■ YOUR ASSIGNMENT: Retrieve every line of the data holding the word "true".

■ DATA EXCERPTS:
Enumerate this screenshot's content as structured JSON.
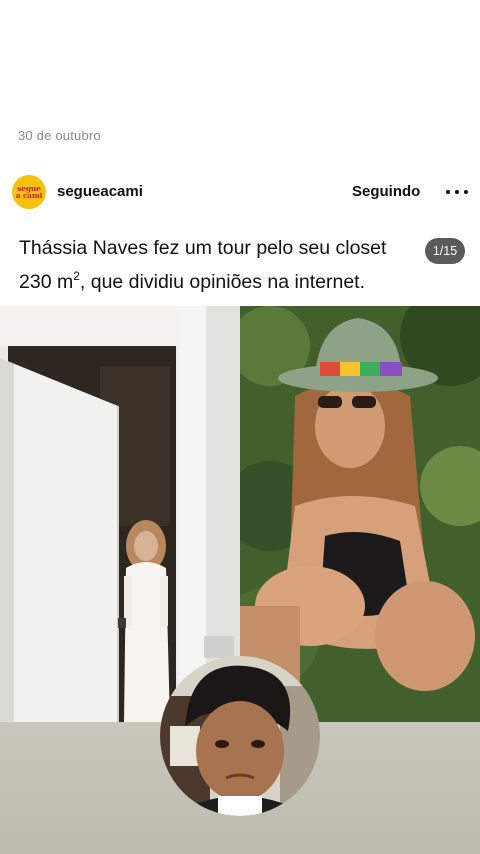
{
  "post": {
    "date": "30 de outubro",
    "author": {
      "username": "segueacami",
      "avatar_text_line1": "segue",
      "avatar_text_line2": "a cami"
    },
    "follow_label": "Seguindo",
    "more_icon": "more-horizontal-icon",
    "caption_main": "Thássia Naves fez um tour pelo seu closet 230 m",
    "caption_sup": "2",
    "caption_end": ", que dividiu opiniões na internet.",
    "slide_counter": "1/15"
  },
  "colors": {
    "avatar_bg": "#f4c20d",
    "avatar_text": "#c0241b",
    "counter_bg": "#5b5b5b"
  }
}
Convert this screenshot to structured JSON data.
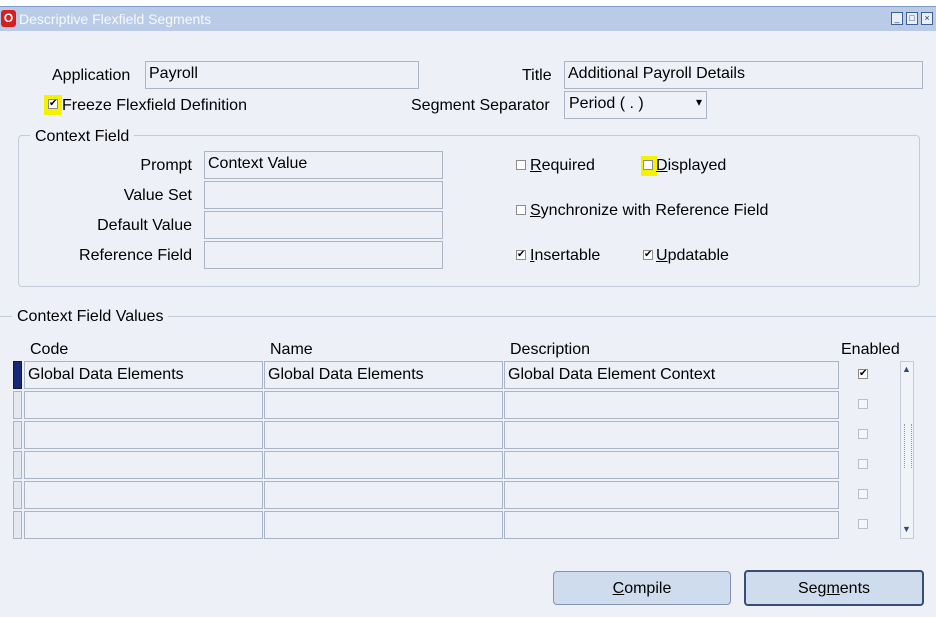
{
  "window": {
    "title": "Descriptive Flexfield Segments",
    "logo_glyph": "O",
    "minimize_glyph": "_",
    "maximize_glyph": "□",
    "close_glyph": "×"
  },
  "header": {
    "application_label": "Application",
    "application_value": "Payroll",
    "title_label": "Title",
    "title_value": "Additional Payroll Details",
    "freeze_label": "Freeze Flexfield Definition",
    "freeze_checked": true,
    "separator_label": "Segment Separator",
    "separator_value": "Period ( . )"
  },
  "context_field": {
    "group_label": "Context Field",
    "prompt_label": "Prompt",
    "prompt_value": "Context Value",
    "value_set_label": "Value Set",
    "value_set_value": "",
    "default_value_label": "Default Value",
    "default_value_value": "",
    "reference_field_label": "Reference Field",
    "reference_field_value": "",
    "required": {
      "label_first": "R",
      "label_rest": "equired",
      "checked": false
    },
    "displayed": {
      "label_first": "D",
      "label_rest": "isplayed",
      "checked": false
    },
    "synchronize": {
      "label_first": "S",
      "label_rest": "ynchronize with Reference Field",
      "checked": false
    },
    "insertable": {
      "label_first": "I",
      "label_rest": "nsertable",
      "checked": true
    },
    "updatable": {
      "label_first": "U",
      "label_rest": "pdatable",
      "checked": true
    }
  },
  "values_table": {
    "section_label": "Context Field Values",
    "columns": [
      "Code",
      "Name",
      "Description",
      "Enabled"
    ],
    "rows": [
      {
        "code": "Global Data Elements",
        "name": "Global Data Elements",
        "description": "Global Data Element Context",
        "enabled": true
      },
      {
        "code": "",
        "name": "",
        "description": "",
        "enabled": false
      },
      {
        "code": "",
        "name": "",
        "description": "",
        "enabled": false
      },
      {
        "code": "",
        "name": "",
        "description": "",
        "enabled": false
      },
      {
        "code": "",
        "name": "",
        "description": "",
        "enabled": false
      },
      {
        "code": "",
        "name": "",
        "description": "",
        "enabled": false
      }
    ]
  },
  "buttons": {
    "compile_first": "C",
    "compile_rest": "ompile",
    "segments_pre": "Seg",
    "segments_ul": "m",
    "segments_post": "ents"
  },
  "glyphs": {
    "check": "✔",
    "arrow_up": "▲",
    "arrow_down": "▼",
    "dropdown": "▾"
  },
  "colors": {
    "highlight": "#f4f200",
    "titlebar": "#b9cbe6",
    "active_row": "#182877"
  }
}
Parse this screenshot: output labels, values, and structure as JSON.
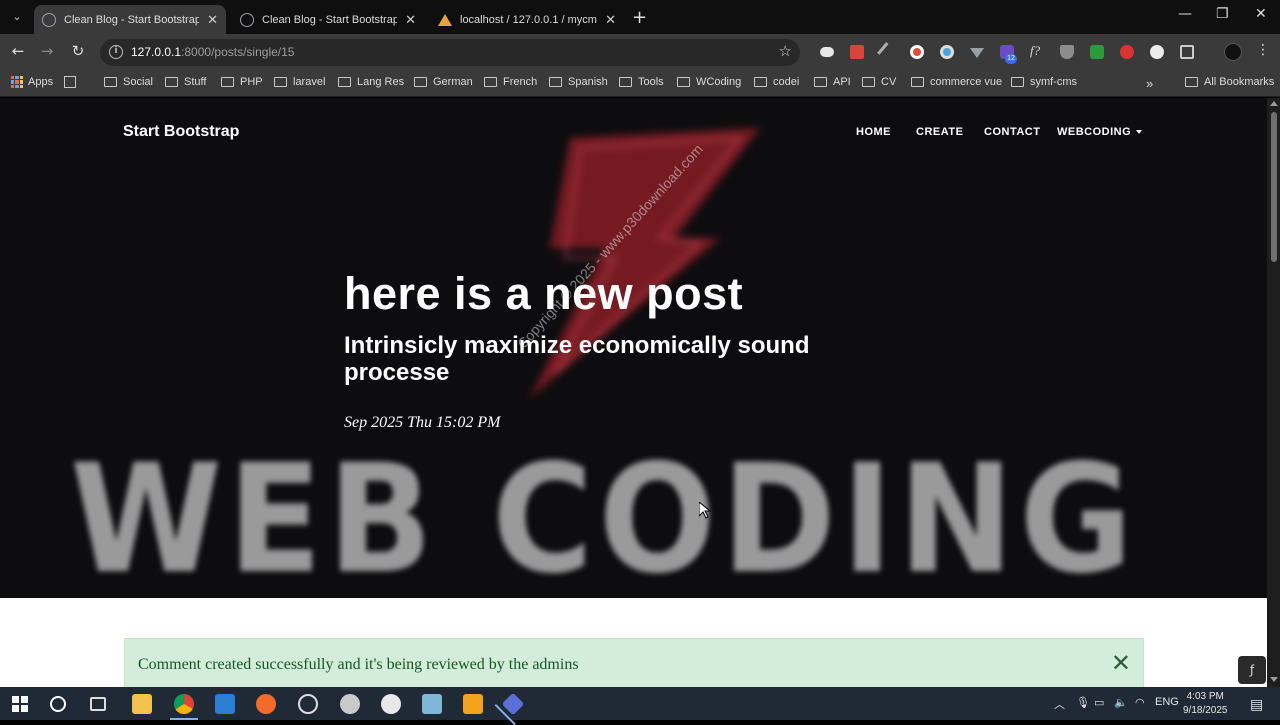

■ EXERCISE ANSWER:
    "freeze_checked": true,
      "checked": true
      "checked": true
        "enabled": true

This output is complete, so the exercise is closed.